Stored records
.....

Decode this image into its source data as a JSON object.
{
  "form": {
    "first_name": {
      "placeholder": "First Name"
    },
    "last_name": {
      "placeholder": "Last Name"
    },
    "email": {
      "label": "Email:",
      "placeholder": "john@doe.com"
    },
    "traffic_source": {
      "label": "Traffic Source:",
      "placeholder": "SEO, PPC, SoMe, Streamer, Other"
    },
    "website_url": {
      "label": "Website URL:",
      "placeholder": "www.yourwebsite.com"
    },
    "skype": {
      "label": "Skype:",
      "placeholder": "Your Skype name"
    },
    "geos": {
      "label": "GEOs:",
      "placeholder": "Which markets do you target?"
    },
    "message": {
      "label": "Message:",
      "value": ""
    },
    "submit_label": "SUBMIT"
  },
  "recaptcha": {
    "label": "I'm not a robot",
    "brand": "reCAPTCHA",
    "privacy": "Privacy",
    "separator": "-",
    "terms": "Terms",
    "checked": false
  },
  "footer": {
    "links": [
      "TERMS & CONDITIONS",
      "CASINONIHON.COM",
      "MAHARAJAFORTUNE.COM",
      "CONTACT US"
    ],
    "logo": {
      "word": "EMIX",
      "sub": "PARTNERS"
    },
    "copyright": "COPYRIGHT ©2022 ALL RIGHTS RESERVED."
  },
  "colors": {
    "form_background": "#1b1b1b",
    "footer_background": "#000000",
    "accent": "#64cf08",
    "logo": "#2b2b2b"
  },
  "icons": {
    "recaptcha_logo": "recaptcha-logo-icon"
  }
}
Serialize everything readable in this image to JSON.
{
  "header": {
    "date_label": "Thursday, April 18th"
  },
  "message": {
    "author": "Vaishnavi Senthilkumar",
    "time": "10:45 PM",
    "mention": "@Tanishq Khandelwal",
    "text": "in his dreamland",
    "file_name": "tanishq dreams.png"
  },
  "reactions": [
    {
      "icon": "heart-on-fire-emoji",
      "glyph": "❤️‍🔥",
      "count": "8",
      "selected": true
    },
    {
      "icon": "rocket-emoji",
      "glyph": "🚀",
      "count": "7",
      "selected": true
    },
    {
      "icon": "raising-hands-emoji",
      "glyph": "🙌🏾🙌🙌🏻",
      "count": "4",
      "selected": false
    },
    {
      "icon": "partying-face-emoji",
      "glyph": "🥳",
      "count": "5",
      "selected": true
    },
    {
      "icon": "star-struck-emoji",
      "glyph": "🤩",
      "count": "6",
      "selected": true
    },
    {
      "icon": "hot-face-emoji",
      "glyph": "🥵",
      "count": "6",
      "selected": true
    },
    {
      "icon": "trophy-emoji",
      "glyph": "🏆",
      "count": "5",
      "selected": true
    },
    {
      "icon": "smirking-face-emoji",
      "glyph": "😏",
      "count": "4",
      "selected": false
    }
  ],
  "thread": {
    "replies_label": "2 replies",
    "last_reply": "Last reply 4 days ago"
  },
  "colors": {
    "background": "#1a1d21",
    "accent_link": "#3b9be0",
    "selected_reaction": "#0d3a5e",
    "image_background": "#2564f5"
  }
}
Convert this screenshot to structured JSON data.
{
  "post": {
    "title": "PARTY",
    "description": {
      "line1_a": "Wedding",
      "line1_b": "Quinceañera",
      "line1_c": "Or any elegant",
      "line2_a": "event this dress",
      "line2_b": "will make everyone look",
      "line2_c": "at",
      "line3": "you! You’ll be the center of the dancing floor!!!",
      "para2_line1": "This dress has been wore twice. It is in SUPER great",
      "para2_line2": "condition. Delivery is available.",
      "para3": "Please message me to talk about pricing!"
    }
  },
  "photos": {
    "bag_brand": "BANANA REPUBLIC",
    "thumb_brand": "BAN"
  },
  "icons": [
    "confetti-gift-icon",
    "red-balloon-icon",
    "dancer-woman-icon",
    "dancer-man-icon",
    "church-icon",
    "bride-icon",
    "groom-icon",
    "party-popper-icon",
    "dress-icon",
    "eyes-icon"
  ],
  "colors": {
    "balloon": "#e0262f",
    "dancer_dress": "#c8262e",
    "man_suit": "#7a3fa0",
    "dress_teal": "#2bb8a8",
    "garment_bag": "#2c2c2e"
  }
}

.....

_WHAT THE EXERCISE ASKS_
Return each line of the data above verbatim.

_WRITTEN REPLY_
Decode this image into its source data as a JSON object.
{
  "form": {
    "first_name": {
      "placeholder": "First Name"
    },
    "last_name": {
      "placeholder": "Last Name"
    },
    "email": {
      "label": "Email:",
      "placeholder": "john@doe.com"
    },
    "traffic_source": {
      "label": "Traffic Source:",
      "placeholder": "SEO, PPC, SoMe, Streamer, Other"
    },
    "website_url": {
      "label": "Website URL:",
      "placeholder": "www.yourwebsite.com"
    },
    "skype": {
      "label": "Skype:",
      "placeholder": "Your Skype name"
    },
    "geos": {
      "label": "GEOs:",
      "placeholder": "Which markets do you target?"
    },
    "message": {
      "label": "Message:",
      "value": ""
    },
    "submit_label": "SUBMIT"
  },
  "recaptcha": {
    "label": "I'm not a robot",
    "brand": "reCAPTCHA",
    "privacy": "Privacy",
    "separator": "-",
    "terms": "Terms",
    "checked": false
  },
  "footer": {
    "links": [
      "TERMS & CONDITIONS",
      "CASINONIHON.COM",
      "MAHARAJAFORTUNE.COM",
      "CONTACT US"
    ],
    "logo": {
      "word": "EMIX",
      "sub": "PARTNERS"
    },
    "copyright": "COPYRIGHT ©2022 ALL RIGHTS RESERVED."
  },
  "colors": {
    "form_background": "#1b1b1b",
    "footer_background": "#000000",
    "accent": "#64cf08",
    "logo": "#2b2b2b"
  },
  "icons": {
    "recaptcha_logo": "recaptcha-logo-icon"
  }
}
Serialize everything readable in this image to JSON.
{
  "header": {
    "date_label": "Thursday, April 18th"
  },
  "message": {
    "author": "Vaishnavi Senthilkumar",
    "time": "10:45 PM",
    "mention": "@Tanishq Khandelwal",
    "text": "in his dreamland",
    "file_name": "tanishq dreams.png"
  },
  "reactions": [
    {
      "icon": "heart-on-fire-emoji",
      "glyph": "❤️‍🔥",
      "count": "8",
      "selected": true
    },
    {
      "icon": "rocket-emoji",
      "glyph": "🚀",
      "count": "7",
      "selected": true
    },
    {
      "icon": "raising-hands-emoji",
      "glyph": "🙌🏾🙌🙌🏻",
      "count": "4",
      "selected": false
    },
    {
      "icon": "partying-face-emoji",
      "glyph": "🥳",
      "count": "5",
      "selected": true
    },
    {
      "icon": "star-struck-emoji",
      "glyph": "🤩",
      "count": "6",
      "selected": true
    },
    {
      "icon": "hot-face-emoji",
      "glyph": "🥵",
      "count": "6",
      "selected": true
    },
    {
      "icon": "trophy-emoji",
      "glyph": "🏆",
      "count": "5",
      "selected": true
    },
    {
      "icon": "smirking-face-emoji",
      "glyph": "😏",
      "count": "4",
      "selected": false
    }
  ],
  "thread": {
    "replies_label": "2 replies",
    "last_reply": "Last reply 4 days ago"
  },
  "colors": {
    "background": "#1a1d21",
    "accent_link": "#3b9be0",
    "selected_reaction": "#0d3a5e",
    "image_background": "#2564f5"
  }
}
Convert this screenshot to structured JSON data.
{
  "post": {
    "title": "PARTY",
    "description": {
      "line1_a": "Wedding",
      "line1_b": "Quinceañera",
      "line1_c": "Or any elegant",
      "line2_a": "event this dress",
      "line2_b": "will make everyone look",
      "line2_c": "at",
      "line3": "you! You’ll be the center of the dancing floor!!!",
      "para2_line1": "This dress has been wore twice. It is in SUPER great",
      "para2_line2": "condition. Delivery is available.",
      "para3": "Please message me to talk about pricing!"
    }
  },
  "photos": {
    "bag_brand": "BANANA REPUBLIC",
    "thumb_brand": "BAN"
  },
  "icons": [
    "confetti-gift-icon",
    "red-balloon-icon",
    "dancer-woman-icon",
    "dancer-man-icon",
    "church-icon",
    "bride-icon",
    "groom-icon",
    "party-popper-icon",
    "dress-icon",
    "eyes-icon"
  ],
  "colors": {
    "balloon": "#e0262f",
    "dancer_dress": "#c8262e",
    "man_suit": "#7a3fa0",
    "dress_teal": "#2bb8a8",
    "garment_bag": "#2c2c2e"
  }
}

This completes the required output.